▸ **DATA FOR THE TASK**
_____

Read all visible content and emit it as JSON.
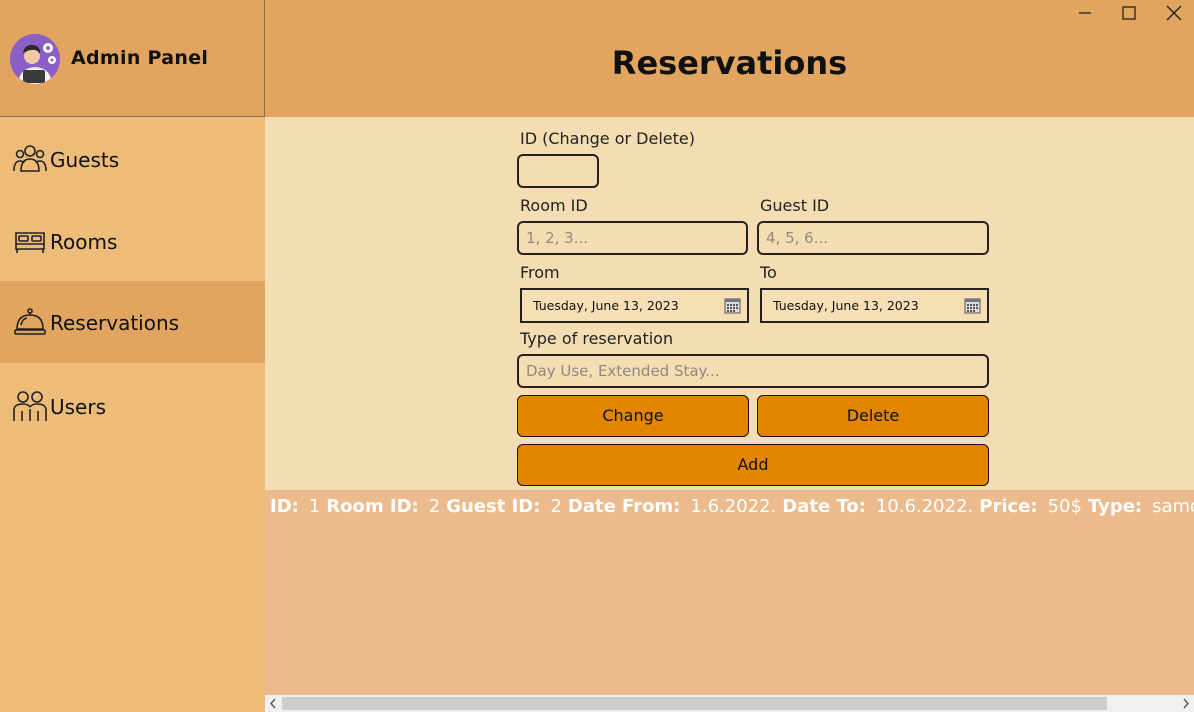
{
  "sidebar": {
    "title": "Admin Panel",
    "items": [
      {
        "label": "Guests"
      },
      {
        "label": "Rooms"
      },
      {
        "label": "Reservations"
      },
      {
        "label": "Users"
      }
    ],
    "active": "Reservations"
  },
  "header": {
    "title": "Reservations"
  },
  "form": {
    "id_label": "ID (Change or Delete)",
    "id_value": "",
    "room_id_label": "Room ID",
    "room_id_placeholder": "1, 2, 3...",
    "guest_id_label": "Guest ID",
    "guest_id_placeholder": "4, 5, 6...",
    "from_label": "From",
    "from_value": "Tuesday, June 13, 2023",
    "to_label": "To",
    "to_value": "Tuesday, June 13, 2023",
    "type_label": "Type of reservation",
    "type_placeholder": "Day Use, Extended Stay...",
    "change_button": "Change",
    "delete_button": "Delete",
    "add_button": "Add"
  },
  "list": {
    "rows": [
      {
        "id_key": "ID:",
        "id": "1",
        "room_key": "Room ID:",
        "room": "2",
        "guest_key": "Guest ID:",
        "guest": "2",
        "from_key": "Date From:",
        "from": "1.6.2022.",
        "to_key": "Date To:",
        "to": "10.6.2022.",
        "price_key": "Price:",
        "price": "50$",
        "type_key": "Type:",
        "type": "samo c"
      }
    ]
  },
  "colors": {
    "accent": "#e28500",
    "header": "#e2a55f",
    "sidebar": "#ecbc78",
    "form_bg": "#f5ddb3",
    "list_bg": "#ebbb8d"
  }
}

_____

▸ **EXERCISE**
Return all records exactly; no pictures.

▸ **SOLUTION TO THIS PROBLEM**
Read all visible content and emit it as JSON.
{
  "sidebar": {
    "title": "Admin Panel",
    "items": [
      {
        "label": "Guests"
      },
      {
        "label": "Rooms"
      },
      {
        "label": "Reservations"
      },
      {
        "label": "Users"
      }
    ],
    "active": "Reservations"
  },
  "header": {
    "title": "Reservations"
  },
  "form": {
    "id_label": "ID (Change or Delete)",
    "id_value": "",
    "room_id_label": "Room ID",
    "room_id_placeholder": "1, 2, 3...",
    "guest_id_label": "Guest ID",
    "guest_id_placeholder": "4, 5, 6...",
    "from_label": "From",
    "from_value": "Tuesday, June 13, 2023",
    "to_label": "To",
    "to_value": "Tuesday, June 13, 2023",
    "type_label": "Type of reservation",
    "type_placeholder": "Day Use, Extended Stay...",
    "change_button": "Change",
    "delete_button": "Delete",
    "add_button": "Add"
  },
  "list": {
    "rows": [
      {
        "id_key": "ID:",
        "id": "1",
        "room_key": "Room ID:",
        "room": "2",
        "guest_key": "Guest ID:",
        "guest": "2",
        "from_key": "Date From:",
        "from": "1.6.2022.",
        "to_key": "Date To:",
        "to": "10.6.2022.",
        "price_key": "Price:",
        "price": "50$",
        "type_key": "Type:",
        "type": "samo c"
      }
    ]
  },
  "colors": {
    "accent": "#e28500",
    "header": "#e2a55f",
    "sidebar": "#ecbc78",
    "form_bg": "#f5ddb3",
    "list_bg": "#ebbb8d"
  }
}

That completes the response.